> **Task brief**: If a line in the entries includes "والله", show that line.

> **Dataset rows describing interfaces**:

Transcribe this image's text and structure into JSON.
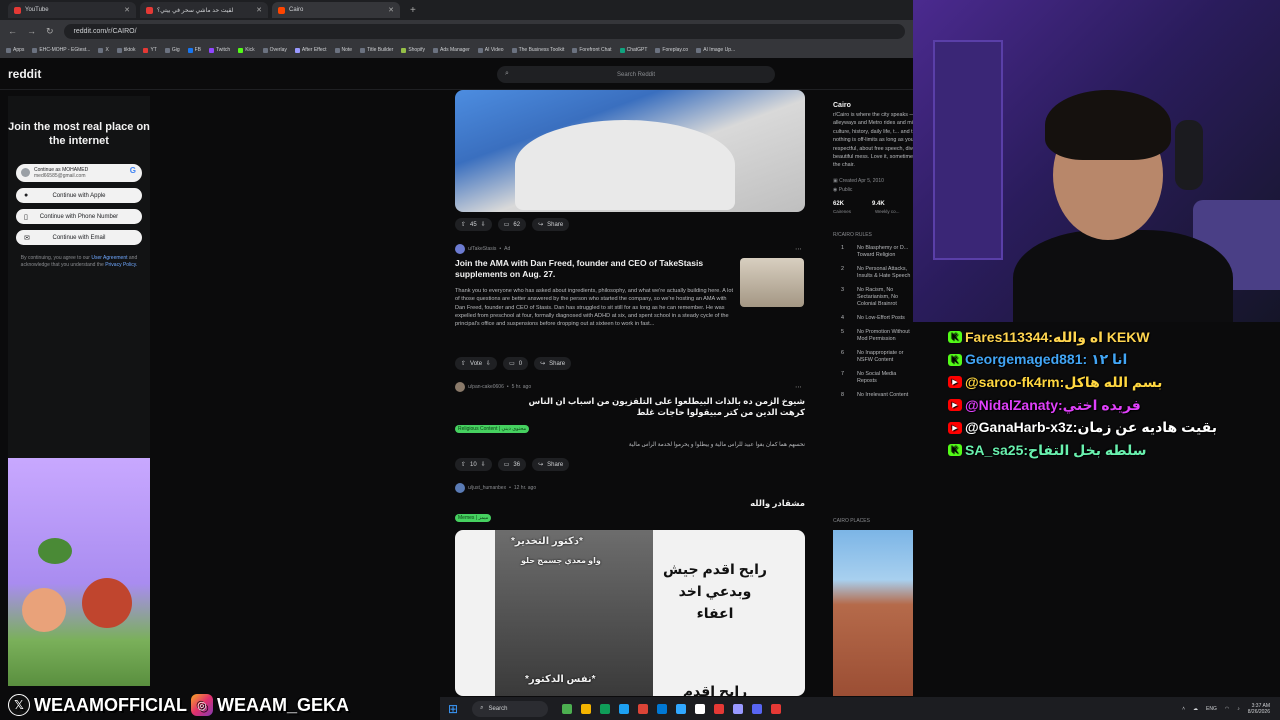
{
  "browser": {
    "tabs": [
      {
        "label": "YouTube"
      },
      {
        "label": "لقيت حد ماشي سحر في بيتي؟"
      },
      {
        "label": "Cairo"
      }
    ],
    "url": "reddit.com/r/CAIRO/",
    "bookmarks": [
      "Apps",
      "EHC-MOHP - EGtest...",
      "X",
      "tiktok",
      "YT",
      "Gig",
      "FB",
      "Twitch",
      "Kick",
      "Overlay",
      "After Effect",
      "Note",
      "Title Builder",
      "Shopify",
      "Ads Manager",
      "AI Video",
      "The Business Toolkit",
      "Forefront Chat",
      "ChatGPT",
      "Foreplay.co",
      "AI Image Up..."
    ]
  },
  "reddit": {
    "logo": "reddit",
    "search_placeholder": "Search Reddit"
  },
  "signin": {
    "title": "Join the most real place on the internet",
    "google_line1": "Continue as MOHAMED",
    "google_line2": "med66585@gmail.com",
    "apple": "Continue with Apple",
    "phone": "Continue with Phone Number",
    "email": "Continue with Email",
    "terms_pre": "By continuing, you agree to our",
    "terms_user": "User Agreement",
    "terms_mid": "and acknowledge that you understand the",
    "terms_privacy": "Privacy Policy."
  },
  "feed": {
    "post1": {
      "votes": "45",
      "comments": "62",
      "share": "Share"
    },
    "ad": {
      "author": "u/TakeStasis",
      "promo": "Ad",
      "title": "Join the AMA with Dan Freed, founder and CEO of TakeStasis supplements on Aug. 27.",
      "body": "Thank you to everyone who has asked about ingredients, philosophy, and what we're actually building here. A lot of those questions are better answered by the person who started the company, so we're hosting an AMA with Dan Freed, founder and CEO of Stasis. Dan has struggled to sit still for as long as he can remember. He was expelled from preschool at four, formally diagnosed with ADHD at six, and spent school in a steady cycle of the principal's office and suspensions before dropping out at sixteen to work in fast...",
      "vote": "Vote",
      "comments": "0",
      "share": "Share"
    },
    "post2": {
      "author": "u/pan-cake0606",
      "time": "5 hr. ago",
      "title": "شيوخ الزمن ده بالذات البيطلعوا على التلفزيون من اسباب ان الناس كرهت الدين من كتر مبيقولوا حاجات غلط",
      "flair": "Religious Content | محتوى ديني",
      "body": "نحسهم هما كمان بقوا عبيد للراس مالية و بيطلوا و يحرموا لخدمة الراس مالية",
      "votes": "10",
      "comments": "36",
      "share": "Share"
    },
    "post3": {
      "author": "u/just_humanbex",
      "time": "12 hr. ago",
      "title": "مشقادر والله",
      "flair": "Memes | ميمز",
      "meme_caption_top": "*دكتور التخدير*",
      "meme_caption_sub": "واو معدي جسمج حلو",
      "meme_text": "رايح اقدم جيش وبدعي اخد اعفاء",
      "meme_bottom": "*نفس الدكتور*",
      "meme_bottom_right": "رايح اقدم"
    }
  },
  "sidebar": {
    "name": "Cairo",
    "desc": "r/Cairo is where the city speaks — from ancient alleyways and Metro rides and midnight koshary, culture, history, daily life, t... and the \"ya rabi!\"—nothing is off-limits as long as you keep it respectful, about free speech, diverse... Cairo's beautiful mess. Love it, sometimes? You're still on the chair.",
    "created": "Created Apr 5, 2010",
    "public": "Public",
    "members": "62K",
    "members_label": "Cairenes",
    "weekly": "9.4K",
    "weekly_label": "Weekly co...",
    "rules_heading": "R/CAIRO RULES",
    "rules": [
      {
        "n": "1",
        "text": "No Blasphemy or D... Toward Religion"
      },
      {
        "n": "2",
        "text": "No Personal Attacks, Insults & Hate Speech"
      },
      {
        "n": "3",
        "text": "No Racism, No Sectarianism, No Colonial Brainrot"
      },
      {
        "n": "4",
        "text": "No Low-Effort Posts"
      },
      {
        "n": "5",
        "text": "No Promotion Without Mod Permission"
      },
      {
        "n": "6",
        "text": "No Inappropriate or NSFW Content"
      },
      {
        "n": "7",
        "text": "No Social Media Reposts"
      },
      {
        "n": "8",
        "text": "No Irrelevant Content"
      }
    ],
    "places_heading": "CAIRO PLACES"
  },
  "chat": [
    {
      "platform": "kick",
      "text": "Fares113344:اه والله KEKW",
      "color": "#ffd54f"
    },
    {
      "platform": "kick",
      "text": "Georgemaged881: انا ١٢",
      "color": "#42a5f5"
    },
    {
      "platform": "yt",
      "text": "@saroo-fk4rm:بسم الله هاكل",
      "color": "#ffd740"
    },
    {
      "platform": "yt",
      "text": "@NidalZanaty:فريده اختي",
      "color": "#e040fb"
    },
    {
      "platform": "yt",
      "text": "@GanaHarb-x3z:بقيت هاديه عن زمان",
      "color": "#ffffff"
    },
    {
      "platform": "kick",
      "text": "SA_sa25:سلطه بخل التفاح",
      "color": "#69f0ae"
    }
  ],
  "handles": {
    "x": "WEAAMOFFICIAL",
    "ig": "WEAAM_GEKA"
  },
  "taskbar": {
    "search": "Search",
    "lang": "ENG",
    "time": "3:37 AM",
    "date": "8/26/2026"
  }
}
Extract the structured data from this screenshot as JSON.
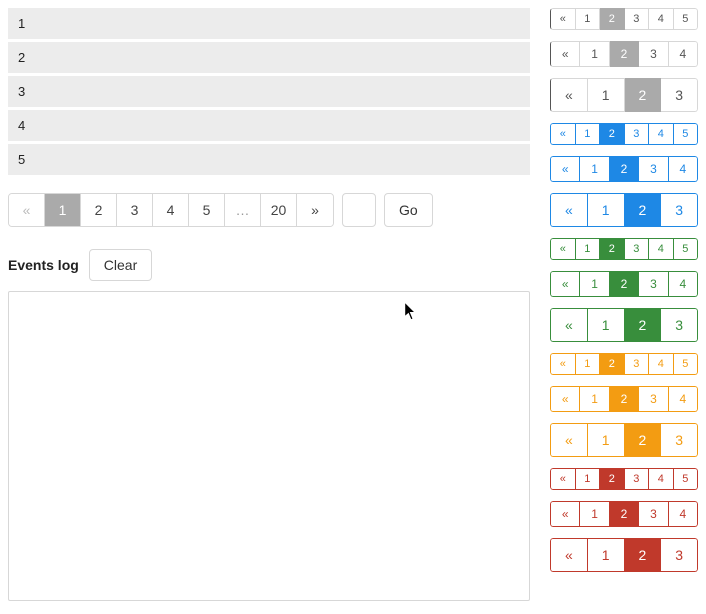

> **Task result**:
      "title": "مشقادر والله",
      "text": "Fares113344:اه والله KEKW",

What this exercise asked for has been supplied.